Jane Yolen: It doesn't outweigh it. Might as well say that at least kids eating at MacDonald's are putting food in their bellies. Well, sure, if they had no other places to eat open to them it would outweigh it. But in perspective, a lot of the kids "reading" Harry Potter or Goosebumps are not real lifetime readers. Not critical and passionate readers, except of that one thing. I would love to believe that all those newly-engaged readers that Rowling and Stine have captured and captivated will go on to read things that stretch them even more. That they will go on to, say, Philip Pullman and Diana Wynne Jones and Terry Pratchett and Robin McKinley and the like. But I have my doubts. I think if they go on to anything, it's usually lightweight secondary books like Eragon. But I have been called an elitist, and I suppose I have to admit to that.
Amanda: The thing about the McDonald's analogy is that many kids are basically starving when it comes to reading. What do you think it takes to create that lifelong reader?
Jane Yolen: I think happy exposure to books, books being available at all levels and kinds, and a less over-programmed life. That said, of my three grown children who had all of the above, two are passionate lifelong readers, and one is not.
Amanda: Do you think this is just a cycle of kids not reading, or are technology and electronics pushing books out?
Jane Yolen: I think there is SO much going on these days, so many loud entertainments on offer, that the idea of quietly sitting and reading has fallen behind.
Amanda: What have been your favorite things about a life of writing?

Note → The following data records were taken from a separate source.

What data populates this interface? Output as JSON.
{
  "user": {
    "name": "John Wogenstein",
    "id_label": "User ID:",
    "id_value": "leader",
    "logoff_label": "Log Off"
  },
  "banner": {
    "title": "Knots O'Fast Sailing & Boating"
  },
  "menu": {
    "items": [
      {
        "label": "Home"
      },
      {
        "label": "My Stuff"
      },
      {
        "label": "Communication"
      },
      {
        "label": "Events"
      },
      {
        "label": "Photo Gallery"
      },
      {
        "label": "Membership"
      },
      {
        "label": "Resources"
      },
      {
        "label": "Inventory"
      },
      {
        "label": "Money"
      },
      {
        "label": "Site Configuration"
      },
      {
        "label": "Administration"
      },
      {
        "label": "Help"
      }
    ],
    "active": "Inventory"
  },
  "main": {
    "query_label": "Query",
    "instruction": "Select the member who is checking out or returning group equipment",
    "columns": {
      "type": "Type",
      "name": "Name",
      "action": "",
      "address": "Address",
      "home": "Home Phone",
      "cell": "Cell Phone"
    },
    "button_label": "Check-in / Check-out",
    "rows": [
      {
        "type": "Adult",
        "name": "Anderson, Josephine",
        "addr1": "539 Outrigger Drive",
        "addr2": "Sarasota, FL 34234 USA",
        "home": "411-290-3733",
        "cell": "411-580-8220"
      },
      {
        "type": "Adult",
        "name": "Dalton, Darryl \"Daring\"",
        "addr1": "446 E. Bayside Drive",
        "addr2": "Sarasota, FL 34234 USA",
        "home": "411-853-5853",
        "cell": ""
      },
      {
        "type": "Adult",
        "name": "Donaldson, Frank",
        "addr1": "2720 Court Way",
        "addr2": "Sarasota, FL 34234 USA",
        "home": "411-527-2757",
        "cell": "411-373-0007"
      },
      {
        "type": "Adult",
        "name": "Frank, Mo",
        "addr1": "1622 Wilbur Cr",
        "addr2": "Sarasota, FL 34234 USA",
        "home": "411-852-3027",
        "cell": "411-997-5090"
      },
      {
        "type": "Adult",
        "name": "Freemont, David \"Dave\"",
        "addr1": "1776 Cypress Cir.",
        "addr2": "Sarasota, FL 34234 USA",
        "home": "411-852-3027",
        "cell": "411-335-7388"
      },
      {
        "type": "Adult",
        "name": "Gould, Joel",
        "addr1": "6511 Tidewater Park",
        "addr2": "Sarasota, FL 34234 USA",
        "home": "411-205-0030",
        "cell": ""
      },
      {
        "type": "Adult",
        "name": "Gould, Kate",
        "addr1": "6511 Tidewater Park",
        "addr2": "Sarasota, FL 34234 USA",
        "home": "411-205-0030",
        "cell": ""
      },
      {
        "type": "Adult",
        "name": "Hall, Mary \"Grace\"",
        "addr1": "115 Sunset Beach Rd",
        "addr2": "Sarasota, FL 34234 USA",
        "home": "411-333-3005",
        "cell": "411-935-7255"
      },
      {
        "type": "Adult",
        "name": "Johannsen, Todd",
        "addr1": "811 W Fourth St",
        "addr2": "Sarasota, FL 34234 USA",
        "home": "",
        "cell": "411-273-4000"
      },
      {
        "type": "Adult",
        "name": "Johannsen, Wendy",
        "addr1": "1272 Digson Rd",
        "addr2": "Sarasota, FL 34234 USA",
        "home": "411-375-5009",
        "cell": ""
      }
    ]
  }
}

Jane Yolen: Joke answer: Working in my jammies. Serious answer: Knowing that my work has affected lives.